NOTE: the third entry is for a new key textfile referenced in the (Default) value of .txt

Windows Registry Editor Version 5.00



@="Text Document"

Here are two ways to specify an icon

  1. Tell Explorer to use the default icon for the content type:
"Content Type"="text/plain"

or 2. Specify an icon under textfile like so:


Oh, and at least for me, just closing and reopening Explorer (make sure to close all instances) is enough to reload the context menu. You don't need to restart the whole machine.

  • At my side "Notepad++" changed the HKEY_CLASSES_ROOT\.txt to @="Notepad++_file". So adding HKEY_CLASSES_ROOT\Notepad++_file with @="Textfile" did the trick. Thanks, good find!
    – Tino
    Jul 28, 2017 at 20:38

You didn't say what version of Windows you're using--if it's XP you can download the TweakUI PowerToy from Microsoft (also covered in Wikipedia). Click on Templates and add/remove file types to your heart's content. Here's what it looks like: enter image description here


Create a plain text file and add the following line to it:

Windows Registry Editor Version 5.00


Save the file and rename it's extention to a .reg file. E.g. "myNewItem.reg". Be sure that you renamed the extention and not only the file name like (myNewItem.reg.txt)

Double click the file and it will update your registry.

The next step, and that is very important, restart your computer directly. So DON'T try to open the content menu to see if it's already works! First restart you computer.

If you open the content menu to see if your amazing new item is already listed, the registry will be restored ...

Also try this program: http://sourceforge.net/projects/shellnewhandler/

  • whether or not I restart immediately I can't get this to work in Windows 8.1. No idea why. Oct 30, 2016 at 23:19

The registry key:


cannot be changed to accomplish what is displayed or not displayed on the "New" context menu. If you change that value, it will be overridden by Explorer the next time you right click and bring up the "New" context menu.
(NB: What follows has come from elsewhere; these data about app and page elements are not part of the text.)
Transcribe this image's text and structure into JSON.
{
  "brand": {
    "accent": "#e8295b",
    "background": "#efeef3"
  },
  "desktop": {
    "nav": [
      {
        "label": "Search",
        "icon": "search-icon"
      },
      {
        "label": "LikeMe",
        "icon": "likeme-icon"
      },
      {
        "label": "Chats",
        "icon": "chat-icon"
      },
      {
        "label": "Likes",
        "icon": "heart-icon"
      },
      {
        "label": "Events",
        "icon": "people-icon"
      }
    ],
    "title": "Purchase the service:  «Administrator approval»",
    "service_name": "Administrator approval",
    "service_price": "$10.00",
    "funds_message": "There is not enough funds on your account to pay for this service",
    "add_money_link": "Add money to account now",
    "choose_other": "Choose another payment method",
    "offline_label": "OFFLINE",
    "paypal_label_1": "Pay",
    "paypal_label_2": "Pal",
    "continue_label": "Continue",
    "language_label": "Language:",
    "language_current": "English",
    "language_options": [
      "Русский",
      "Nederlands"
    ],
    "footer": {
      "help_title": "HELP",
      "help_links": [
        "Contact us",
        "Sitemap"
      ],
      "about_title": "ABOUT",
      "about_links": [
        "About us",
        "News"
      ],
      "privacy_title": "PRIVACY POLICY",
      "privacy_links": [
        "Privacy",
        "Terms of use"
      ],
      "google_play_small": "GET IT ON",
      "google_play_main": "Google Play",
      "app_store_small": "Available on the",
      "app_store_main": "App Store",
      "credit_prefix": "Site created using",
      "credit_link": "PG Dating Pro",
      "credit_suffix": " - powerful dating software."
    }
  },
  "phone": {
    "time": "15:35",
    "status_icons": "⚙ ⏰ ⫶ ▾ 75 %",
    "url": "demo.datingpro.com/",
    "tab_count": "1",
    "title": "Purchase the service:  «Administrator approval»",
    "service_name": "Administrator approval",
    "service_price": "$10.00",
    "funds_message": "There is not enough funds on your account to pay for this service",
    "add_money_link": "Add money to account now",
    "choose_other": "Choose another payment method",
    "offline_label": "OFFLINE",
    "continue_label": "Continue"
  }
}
Try it and you will see what I mean.


This information is all officially documented by Microsoft; normally intended for developers who are registering their own new file types.

Extending the New Submenu

When a user opens the File menu in Windows Explorer, the first command is New. Selecting this command displays a submenu. By default, it contains two commands, Folder and Shortcut, that allow users to create subfolders and shortcuts. This submenu can be extended to include file creation commands for any file type.

To add a file-creation command to the New submenu, your application's files must have a file type associated with them. Include a ShellNew subkey under the key for the file name extension. When the File menu's New command is selected, the Shell will add it to the New submenu. The command's display string will be the descriptive string that is assigned to the program's ProgID.

Assign one or more data values to the ShellNew subkey to specify the file creation method. The available values follow.

  • Command: Executes an application. This is a REG_SZ value specifying the path of the application to be executed. For example, you could set it to launch a wizard.
  • Data: Creates a file containing specified data. Data is a REG_BINARY value with the file's data. Data is ignored if either NullFile or FileName is specified.
  • FileName: Creates a file that is a copy of a specified file. FileName is a REG_SZ value, set to the fully qualified path of the file to be copied.
  • NullFile: Creates an empty file. NullFile is not assigned a value. If NullFile is specified, the Data and FileName values are ignored.

And example create a new empty mpy file:

  (Default) = MyProgram.1

To create a new file based on a specific template file:

      (Default) = MyProgram.1
            FileName: REG_SZ = "%ProgramData%\Microsoft\Windows\Templates\MyNewTemplate.myp"